On September 21, Daniel was in pain. He could not speak, so he touched his head and pointed to his mouth. It was late at night at the Salem, Oregon group home, and the graveyard shift staff did immediately understand his request for medication. They asked him what was wrong and he gestured a second time, but was still not understood. He then started crying and screaming and hitting himself, continuing to point to his mouth. When a staff member once again asked him what was wrong, in his frustrated attempt to say, “quit asking me, and just give me the medicine” he bit one staff member and hit another one.
The staff called for a medic. Within minutes, before the arrival of the medics, the police arrived at the scene having heard on the scanner that someone had been assaulted. Even though the facility had been secured and the staff had managed to calm Daniel down, the police insisted on being let in.
Once inside, the police ordered Daniel to get on the ground. Daniel started screaming and crying, not understanding what was happening, or why he had to get on the ground. The police fired three stinging rounds of bean bags at Daniel. A German shepherd bit a chunk out of Daniel’s lower right leg. Finally subdued, Daniel was cuffed and escorted to the Salem Hospital.

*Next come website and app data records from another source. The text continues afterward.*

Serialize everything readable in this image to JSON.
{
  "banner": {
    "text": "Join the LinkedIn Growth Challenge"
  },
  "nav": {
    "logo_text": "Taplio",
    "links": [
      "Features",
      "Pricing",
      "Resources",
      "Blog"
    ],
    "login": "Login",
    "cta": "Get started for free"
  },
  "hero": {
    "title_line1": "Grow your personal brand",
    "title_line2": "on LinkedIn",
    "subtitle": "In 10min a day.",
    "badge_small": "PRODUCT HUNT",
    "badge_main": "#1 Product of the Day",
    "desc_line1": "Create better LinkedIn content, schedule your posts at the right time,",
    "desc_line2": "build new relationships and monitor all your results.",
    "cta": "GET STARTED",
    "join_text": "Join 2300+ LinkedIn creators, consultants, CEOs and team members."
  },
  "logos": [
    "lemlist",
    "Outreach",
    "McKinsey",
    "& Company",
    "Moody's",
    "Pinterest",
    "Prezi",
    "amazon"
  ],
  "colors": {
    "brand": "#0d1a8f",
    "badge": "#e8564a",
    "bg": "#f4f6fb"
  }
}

It was 2 a.m. when Carole received the call about her son.
Carole lives in a modest house about an hour north of Salem. The blinking Christmas tree in her tiny living room leaves just enough space to maneuver a path around the couch to the kitchen. Her 14-year-old dog Jake naps in a corner, blind and oblivious. Halfway down the blue pastel walls of Carole’s kitchen, wood paneling covers the holes that Daniel has made through the years. Dainty opaque pastel curtains with hearts trim the kitchen window.
Daniel, 23, is typical among the severely autistic. He is extremely detail oriented. He notices everything. He is rigid. He does not respond well to change. He is obsessive. He is prone to anxiety, nervousness and worry. And yet, “if he’s sitting at a table drawing you would not know,” Carole said in her Quebecoise accent.

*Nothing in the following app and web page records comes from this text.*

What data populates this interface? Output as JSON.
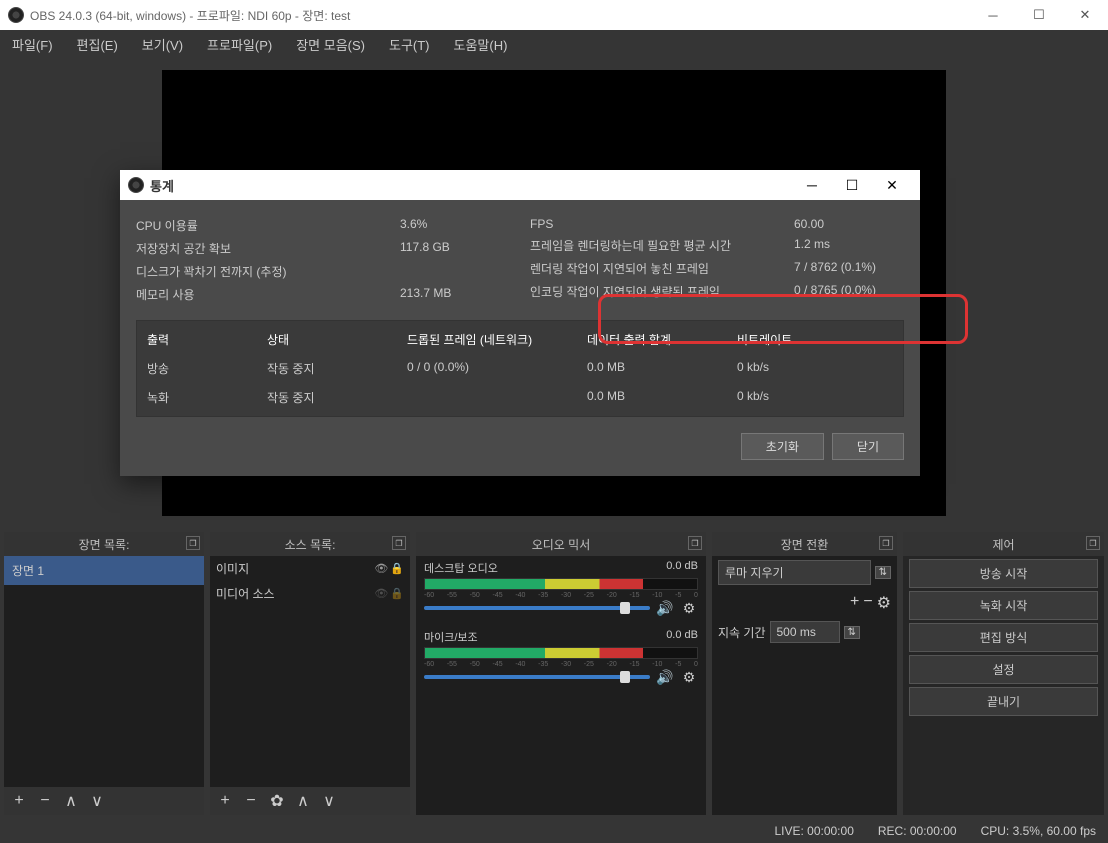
{
  "window": {
    "title": "OBS 24.0.3 (64-bit, windows) - 프로파일: NDI 60p - 장면: test"
  },
  "menu": [
    "파일(F)",
    "편집(E)",
    "보기(V)",
    "프로파일(P)",
    "장면 모음(S)",
    "도구(T)",
    "도움말(H)"
  ],
  "panels": {
    "scenes": {
      "title": "장면 목록:",
      "items": [
        "장면 1"
      ]
    },
    "sources": {
      "title": "소스 목록:",
      "items": [
        "이미지",
        "미디어 소스"
      ]
    },
    "mixer": {
      "title": "오디오 믹서",
      "tracks": [
        {
          "name": "데스크탑 오디오",
          "db": "0.0 dB"
        },
        {
          "name": "마이크/보조",
          "db": "0.0 dB"
        }
      ]
    },
    "transitions": {
      "title": "장면 전환",
      "selected": "루마 지우기",
      "duration_label": "지속 기간",
      "duration": "500 ms"
    },
    "controls": {
      "title": "제어",
      "buttons": [
        "방송 시작",
        "녹화 시작",
        "편집 방식",
        "설정",
        "끝내기"
      ]
    }
  },
  "statusbar": {
    "live": "LIVE: 00:00:00",
    "rec": "REC: 00:00:00",
    "cpu": "CPU: 3.5%, 60.00 fps"
  },
  "stats": {
    "title": "통계",
    "left": [
      {
        "label": "CPU 이용률",
        "val": "3.6%"
      },
      {
        "label": "저장장치 공간 확보",
        "val": "117.8 GB"
      },
      {
        "label": "디스크가 꽉차기 전까지 (추정)",
        "val": ""
      },
      {
        "label": "메모리 사용",
        "val": "213.7 MB"
      }
    ],
    "right": [
      {
        "label": "FPS",
        "val": "60.00"
      },
      {
        "label": "프레임을 렌더링하는데 필요한 평균 시간",
        "val": "1.2 ms"
      },
      {
        "label": "렌더링 작업이 지연되어 놓친 프레임",
        "val": "7 / 8762 (0.1%)"
      },
      {
        "label": "인코딩 작업이 지연되어 생략된 프레임",
        "val": "0 / 8765 (0.0%)"
      }
    ],
    "table": {
      "headers": [
        "출력",
        "상태",
        "드롭된 프레임 (네트워크)",
        "데이터 출력 합계",
        "비트레이트"
      ],
      "rows": [
        [
          "방송",
          "작동 중지",
          "0 / 0 (0.0%)",
          "0.0 MB",
          "0 kb/s"
        ],
        [
          "녹화",
          "작동 중지",
          "",
          "0.0 MB",
          "0 kb/s"
        ]
      ]
    },
    "buttons": {
      "reset": "초기화",
      "close": "닫기"
    }
  }
}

Except for about a dozen words, Daniel is non-verbal. “There are no words in his brain,” Carole explained. “There are only images.” The walls of his room in the group home are layered with recurring themes in his art: horizontal lines, helicopters, swings, kites, his father’s bookshelf, and, after September, cops.

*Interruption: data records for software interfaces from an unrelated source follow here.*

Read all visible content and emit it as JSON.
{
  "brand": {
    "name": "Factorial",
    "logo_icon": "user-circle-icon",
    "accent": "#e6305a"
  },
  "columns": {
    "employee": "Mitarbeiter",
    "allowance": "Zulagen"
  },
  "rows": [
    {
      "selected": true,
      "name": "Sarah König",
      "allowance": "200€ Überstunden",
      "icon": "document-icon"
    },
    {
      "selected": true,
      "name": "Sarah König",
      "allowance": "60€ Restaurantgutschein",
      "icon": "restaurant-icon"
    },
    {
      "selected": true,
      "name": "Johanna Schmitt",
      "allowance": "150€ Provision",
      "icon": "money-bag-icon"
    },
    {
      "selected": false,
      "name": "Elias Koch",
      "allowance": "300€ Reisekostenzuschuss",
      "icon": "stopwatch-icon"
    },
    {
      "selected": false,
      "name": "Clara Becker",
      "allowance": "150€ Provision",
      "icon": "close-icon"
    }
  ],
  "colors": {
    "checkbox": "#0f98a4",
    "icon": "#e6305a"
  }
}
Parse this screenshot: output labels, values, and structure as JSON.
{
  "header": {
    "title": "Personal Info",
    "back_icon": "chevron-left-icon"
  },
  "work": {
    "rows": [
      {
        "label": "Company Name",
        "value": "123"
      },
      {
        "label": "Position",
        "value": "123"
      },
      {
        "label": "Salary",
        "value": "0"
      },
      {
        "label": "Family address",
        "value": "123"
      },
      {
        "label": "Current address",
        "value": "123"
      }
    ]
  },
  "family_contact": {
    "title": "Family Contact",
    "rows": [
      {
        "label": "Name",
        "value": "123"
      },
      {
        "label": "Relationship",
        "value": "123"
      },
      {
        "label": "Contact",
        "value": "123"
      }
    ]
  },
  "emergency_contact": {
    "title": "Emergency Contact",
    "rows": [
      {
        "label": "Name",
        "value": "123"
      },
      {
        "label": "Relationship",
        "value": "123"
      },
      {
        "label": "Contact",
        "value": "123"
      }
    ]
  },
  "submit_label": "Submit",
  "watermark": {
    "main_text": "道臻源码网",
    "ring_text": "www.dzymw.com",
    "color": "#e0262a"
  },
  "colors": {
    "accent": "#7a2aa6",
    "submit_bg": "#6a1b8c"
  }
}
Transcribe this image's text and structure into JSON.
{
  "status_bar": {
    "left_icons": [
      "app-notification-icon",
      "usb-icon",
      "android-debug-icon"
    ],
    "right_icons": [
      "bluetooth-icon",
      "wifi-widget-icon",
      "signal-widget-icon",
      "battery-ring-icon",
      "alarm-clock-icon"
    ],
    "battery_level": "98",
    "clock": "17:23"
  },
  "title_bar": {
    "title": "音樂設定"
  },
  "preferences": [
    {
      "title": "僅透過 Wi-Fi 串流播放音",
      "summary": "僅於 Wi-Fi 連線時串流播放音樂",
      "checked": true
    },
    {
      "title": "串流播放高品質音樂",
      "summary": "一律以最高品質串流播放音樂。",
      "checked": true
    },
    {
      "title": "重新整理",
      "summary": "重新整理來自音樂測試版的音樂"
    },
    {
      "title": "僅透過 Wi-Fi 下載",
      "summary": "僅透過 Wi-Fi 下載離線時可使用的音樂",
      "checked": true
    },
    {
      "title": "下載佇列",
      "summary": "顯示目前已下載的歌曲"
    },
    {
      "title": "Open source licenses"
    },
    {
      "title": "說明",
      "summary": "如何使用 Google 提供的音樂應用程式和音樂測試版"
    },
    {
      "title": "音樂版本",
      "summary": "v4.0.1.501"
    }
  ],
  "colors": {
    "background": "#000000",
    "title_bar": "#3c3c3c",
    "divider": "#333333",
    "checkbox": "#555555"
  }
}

Trim, vocal, energetic and a self-described perfectionist, Carole sees a dire need for autism awareness in Oregon, and is committed to that end via several undertakings. She has begun the proceedings for a lawsuit against the Salem police department. Why, she wonders, would the police enter a space that resembled a kindergarten classroom – where collages, kites and pictures of helicopters line the walls, and crayons, construction paper and glue cover the tables – and engage in combative behavior. In Salem, “you aim and you shoot and that’s it.” If court proceedings come to fruition, any monies attained as a result of punitive damages and pain and suffering would go directly back into the autism community.
In her “mission to make sure the police are educated,” Carole is also active in encouraging training in autism awareness for police departments. According to Dennis Debbaudt’s website “Avoiding Unfortunate Situations,” “the rate of occurrence of autism has increased in the past ten years from 2 to 6 in ten thousand persons, to 2-6 in one thousand persons [and law enforcement officers] can expect to have an increasing number of interactions with them.”
Mr. Debbaudt advises families about what they can do to reduce police interactions, provides information for law enforcement professionals, and makes him self available for workshops to law enforcement agencies and schools.
After the Portland Police Department took advantage of such a program, Carole says, they were very thankful for it. The Salem Police Department, by contrast, chose not to take the opportunity for this training – a decision that led directly to the “unfortunate situations” of September 21.
Another way in which Carole hopes to promote autism awareness is through her soon-to-be-published memoir in which she recounts her experiences going all the way back to 1987 when six-month-old Daniel was diagnosed. She will direct all profits from this book towards autism awareness and education.
After Daniel was released from the hospital for the bite wounds on his leg, the police intended to press charges against him. Daniel, however, will never have the capacity to understand what he did wrong, nor why he was in jail. Ultimately, the manager of the group home was able to convince law enforcement that any charges would be inappropriate, and that the best place for him would be back in the group home. After being instructed not to play with the staples in his leg, Daniel was permitted to return to his home.
Last week when Carole went to visit her son, Daniel was happy to see her as always. But after the briefest of greetings he shooed her out the door. “He doesn’t like to hang out with his mom, like a normal young man” of 23 years.